Logic And God

Logic And God

One of the objections to studying logic most often cited is that logic does not apply to God or to any of the mysteries of the Christian faith, such as the Trinity or the Incarnation. If that were true, then logic might be of use in natural science and things in this world, but it would be useless in finding the truth about God. In other words, logic would apply to temporal, finite reality, but not to ultimate reality. Some Christians really believe this. We don’t. Why? Because even those who claim, “Logic does not apply to God,” use logic in that very statement. Logic is unavoidable.

     Theology is a logos about the theos the logic of God.  Theology is a rational discourse about God.  The Gospel of John begins with the statement, "In the beginning was the Logos."  The basis of all logic is that some statements are true and others are false.  If this word about God is not a logical word, then what is it?  The whole idea of theology is that rational statements can be made about God.  Even someone who says the opposite has just made a rational (although untrue) statement about God.  Logic is undeniable.

     Logic is built on four undeniable laws.  There is no "getting behind" these laws to explain them.  They are self-evident and self-explanatory.  There is also no way around them.  In order to reject any of these statements, one must assume the very principle he seeks to deny.  But if you must assume that something is true to say that it is false, you haven't got a very good case, have you?

For example, the law of non-contradiction (A is not non-A) says that no two contradictory statements can both be true at the same time and in the same sense. Now, if someone tried to deny this and said, “The law of non-contradiction is false,” he would have a problem. Without the law of non-contradiction, there is no such thing as true or false, because this law itself draws the line between true and false. So we can’t call it false without assuming that it is true. The same thing happens when someone tries to deny the other laws: the law of identity (A is A), the law of excluded middle (either A or non-A), and the law of rational inference.

     Theological method builds on the foundation of these elementary laws of logic.  If logic is a necessary precondition of all thought, then it must also be necessary for all thought about God.

If the law of non-contradiction were not true, then theological paradox would be inevitable. We would never be able to say about God, “This is true and that is false.” Our thoughts about him would be a continuous series of contradictions without any real affirmations. Without the law of identity, theological unity would be unachievable. We would wrangle forever without realizing that we already had agreement.

     Unless valid inferences can be made from what is known to what is unknown, there can be no theological argumentation.  Whether in a discussion between Christians on a matter of interpretation or in a debate with a non-Christian, no one could prove any point without the laws of rational inference.  These tools of the theologian are all kept in the logician's toolbox.
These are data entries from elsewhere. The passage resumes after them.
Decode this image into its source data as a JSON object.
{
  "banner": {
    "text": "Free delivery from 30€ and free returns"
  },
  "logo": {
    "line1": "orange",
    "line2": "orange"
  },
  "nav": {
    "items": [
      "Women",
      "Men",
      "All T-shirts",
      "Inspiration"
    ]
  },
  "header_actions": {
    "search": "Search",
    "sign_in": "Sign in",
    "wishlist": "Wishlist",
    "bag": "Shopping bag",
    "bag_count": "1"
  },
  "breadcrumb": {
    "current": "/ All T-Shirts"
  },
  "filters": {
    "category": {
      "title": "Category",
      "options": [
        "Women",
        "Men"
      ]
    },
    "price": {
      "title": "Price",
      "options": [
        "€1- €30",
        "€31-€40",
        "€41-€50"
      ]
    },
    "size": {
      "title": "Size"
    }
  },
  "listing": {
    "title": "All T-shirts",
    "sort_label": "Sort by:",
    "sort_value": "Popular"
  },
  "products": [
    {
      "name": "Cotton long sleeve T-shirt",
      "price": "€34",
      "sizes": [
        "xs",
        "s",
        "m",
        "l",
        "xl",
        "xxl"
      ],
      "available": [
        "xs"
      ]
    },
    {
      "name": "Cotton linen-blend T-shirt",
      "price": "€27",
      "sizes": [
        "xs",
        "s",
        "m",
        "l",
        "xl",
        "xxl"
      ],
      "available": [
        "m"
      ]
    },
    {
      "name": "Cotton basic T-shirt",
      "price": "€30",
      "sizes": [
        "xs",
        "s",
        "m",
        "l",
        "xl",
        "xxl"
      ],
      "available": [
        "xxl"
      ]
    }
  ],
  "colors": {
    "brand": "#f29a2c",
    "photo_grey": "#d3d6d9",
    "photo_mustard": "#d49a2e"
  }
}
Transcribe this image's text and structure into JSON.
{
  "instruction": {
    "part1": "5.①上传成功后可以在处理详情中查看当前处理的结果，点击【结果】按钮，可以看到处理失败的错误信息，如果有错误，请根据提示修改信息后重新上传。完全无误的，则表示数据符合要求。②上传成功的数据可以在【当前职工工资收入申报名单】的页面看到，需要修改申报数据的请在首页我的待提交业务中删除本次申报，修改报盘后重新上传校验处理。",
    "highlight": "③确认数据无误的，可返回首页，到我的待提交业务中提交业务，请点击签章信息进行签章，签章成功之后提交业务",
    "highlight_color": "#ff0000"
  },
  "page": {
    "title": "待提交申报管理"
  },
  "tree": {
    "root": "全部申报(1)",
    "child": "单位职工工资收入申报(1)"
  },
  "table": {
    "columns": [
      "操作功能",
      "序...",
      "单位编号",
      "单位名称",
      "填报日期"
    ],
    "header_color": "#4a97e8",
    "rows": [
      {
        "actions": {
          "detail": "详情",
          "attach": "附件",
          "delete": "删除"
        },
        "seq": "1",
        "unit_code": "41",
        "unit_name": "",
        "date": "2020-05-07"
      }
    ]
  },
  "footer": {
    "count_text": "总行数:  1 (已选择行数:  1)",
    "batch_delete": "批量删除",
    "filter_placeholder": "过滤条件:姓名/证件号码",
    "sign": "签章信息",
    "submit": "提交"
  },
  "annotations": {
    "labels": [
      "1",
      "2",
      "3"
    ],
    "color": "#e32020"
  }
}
     From the standpoint of reality, we understand that God is the basis of all logic.  As the ultimate reality, all truth is ultimately found in him.  He has created the reality that we know and in which we have discovered the laws of logic.  Even Jesus said, "I am  the truth" (John 14:6).  He has structured the world in such a way that these laws cannot be denied; however, we did not know God first and then learn logic from him.  He exists as the basis of all logic (in reality), but we discovered logic first and came to know God through it.  This is true even if we came to know God through his revelation, because we understood the revelation through logic.  In the order of being, God is first; but in the order of knowing, logic leads us to all knowledge of God.  God is the basis of all logic (in the order of being), but logic is the basis of all knowledge of God (in the order of knowing).

(Geisler, N. L., & Brooks, R. M. 1990. Come, let us reason : An introduction to logical thinking . Baker Book House: Grand Rapids , Mich. )

Self refuting statements:

  1. “Be skeptical about all truths.”

  2. “No truth can be known.”

  3. “No statements are meaningful.”

  4. “All truth is relative.”

  5. “There are no absolute truths.”

Here are some common statements that are heard today that when held up to their own qualifications fall under their own weight and render themselves nonsensical [illogical] and self-defeating.

sometimes logic is nothing if u dont want to know how to learn about what God wants